The Leadership Philosophy of 3 P's: Passion, Purpose, People

12/07/2013 04:09 pm ET | Updated Feb 06, 2014
  • Ekaterina Walter Marketing Innovator, Bestselling Author, Global Evangelist at Sprinklr

Click here to watch the TEDTalk that inspired this post.

In his book Start With Why Simon Sinek says "People don't buy WHAT you do, they buy WHY you do it."

Finding your "why" before communicating your "what" or your "how" to the world is critical to both business success and your personal growth. If you don't know your purpose, you cannot clearly communicate, as well as effectively execute, your mission. You cannot stay laser focused on what you want to build long-term. It'll be easy to veer off of your path and hard to maintain inspiration. But most importantly it'll be difficult to find your tribe and build a culture of authenticity and passion that excites others.

Let me explain.

2013-12-05-Imagesinek2.jpg

You see, all great achievements start with passion. Passion is what fuels everything. Passion is what motivates you, whether your motivations are spiritual, artistic, political, economic, social, or personal. It is your unique lens on the world that shapes not only who you are, but who you connect with and what opportunities you pursue. You know that you are passionate about something when you become restless, when you wake up every morning knowing that you cannot not create whatever it is that you are passionate about.

Passion is what shapes your purpose in life and in business. When the idea for a venture or a cause starts taking shape, purpose is what ultimately helps define it. But most importantly, that same shared purpose is what brings together your tribe, the community of people (both internal employees and external partners and customers) who believe in your cause, in what you are trying to build. That shared passion, that shared belief, is what motivates people, gives them the sense of belonging and excites them about accomplishing the same mission and being a part of your movement.

Ask yourself this: "If I remove my company's logo from the slides I am presenting to the community, would anyone recognize what company I am talking about?" That emotional connection that people share is what's so crucial -- it is about surrounding yourself with people (employees, partners, clients, and vendors) who believe what you believe. The emotional connection, where people can relate to you, creates authenticity, it breeds trust and sparks innovation.

No matter how you look at it, no matter which field you are in, no matter how brilliant your ideas are, success is a team sport. -- Ekaterina Walker

That is why the third P in this equation is as significant and the first two. Innovation comes from people working together, challenging each other and supporting each other every day. There is no such thing as a self-made man. The success of our missions depends on people we partner with. Whether you are a growing business or an established one, if you don't have a team or partners who share your vision, your dream, and your goals, your business will not be able to reach its full potential. No matter how you look at it, no matter which field you are in, no matter how brilliant your ideas are, success is a team sport. You can imagine the most amazing products or services in the world, but it requires people to make your dream a reality. That's where culture and leadership become vital.

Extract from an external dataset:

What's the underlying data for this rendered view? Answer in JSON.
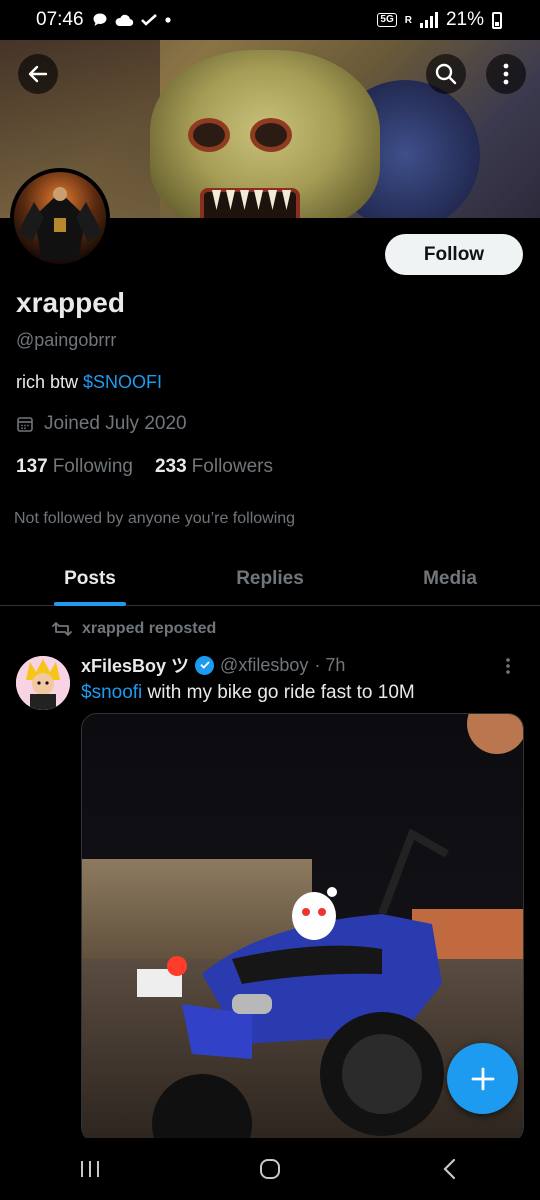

To be a great leader, you need to know your "why." To give life to your ideas, you need the support and shared passion of your tribe. To inspire people, you need to spark movements, not just produce a well-designed product backed by a creative marketing campaign. Only then you will ignite and excite people in unimaginable ways. And that is what leads to a long-term success.

Ideas are not set in stone. When exposed to thoughtful people, they morph and adapt into their most potent form. TEDWeekends will highlight some of today's most intriguing ideas and allow them to develop in real time through your voice! Tweet #TEDWeekends to share your perspective or email tedweekends@huffingtonpost.com to learn about future weekend's ideas to contribute as a writer.